Here we use set to find what values are not common to each list by using subtraction:

list1 = ["1", "2", "3", "4"]
list2 = ["1", "2", "3", "4", "5"]
a = set(list1)
b = set(list2)
c = b-a
print(c)

which gives you:

{'5'}

Alternatively you could find what is common to both:

list1 = ["1", "2", "3", "4"]
list2 = ["1", "2", "3", "4", "5"]
a = set(list1)
b = set(list2)
c = a.intersection(b)
print(c)

and your result will be:

{'1', '3', '4', '2'}

Remember that using sets will return them unordered, if you want them ordered then apply the following to the above code:

a = set(list1)
b = set(list2)
c = a.intersection(b)
d=sorted(c)
print(type(d))
print(d)

and the output will be:

<class 'list'>
['1', '2', '3', '4']

One thing to note that the sorted method above returns the set as a list not as a set.

There are plenty of resources online where you can learn about sets.

Python Tutorial: How to sort lists

Estimated reading time: 2 minutes

Following on from our post on how to use Python lists have you ever wondered how to sort lists for your Python project?

Our latest video on lists will go through some of the techniques available so that you can get an idea of how to structure your data and sort.

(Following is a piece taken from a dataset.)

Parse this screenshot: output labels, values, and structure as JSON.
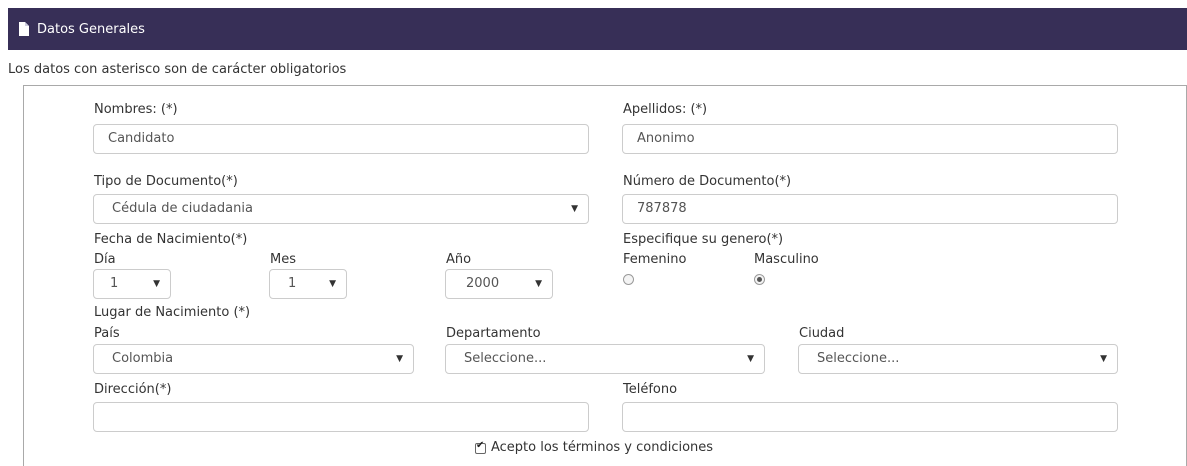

Getting to understand how to implement

In this latest video we will look at:

  • sort() method
  • sorted() function
  • sorting a list through a function

 

Adding in those extra bits to help make the process smoother

Have you thought about sorting ascending/descending?

  • There is also a discussion on this topic as well, and while an index is available for the list, which you may feel does not merit sorting, there could be other logical reasons to implement sorting.
  • Leaving out the reverse = True/False in the sorted method can have an impact, though if you require it left out of the list you have created, automatic ascending will be the default.

On this channel, we have discussed a number of different ways to manage your data. In thinking about sorting a list, why would you want to do this?

Some common reasons are:

  • To visually see if there are duplicates, either on the screen or printed out.
  • If other objects are dependant on the list, say a combo box, then having duplicates visible can help to reduce the size of their contents.
  • Iteration – If you are looking to iterate over a list, it will be quicker if it is sorted.

If you want to learn about lists, using them, and how how they can be iterated over, why not visit Data Analytics Ireland YouTube channel, there are lots of videos there that will help explain the concepts discussed here further.

To get some more links on this topic click here python sort method, it is a blog posting from our website that has some useful links and explanations for you.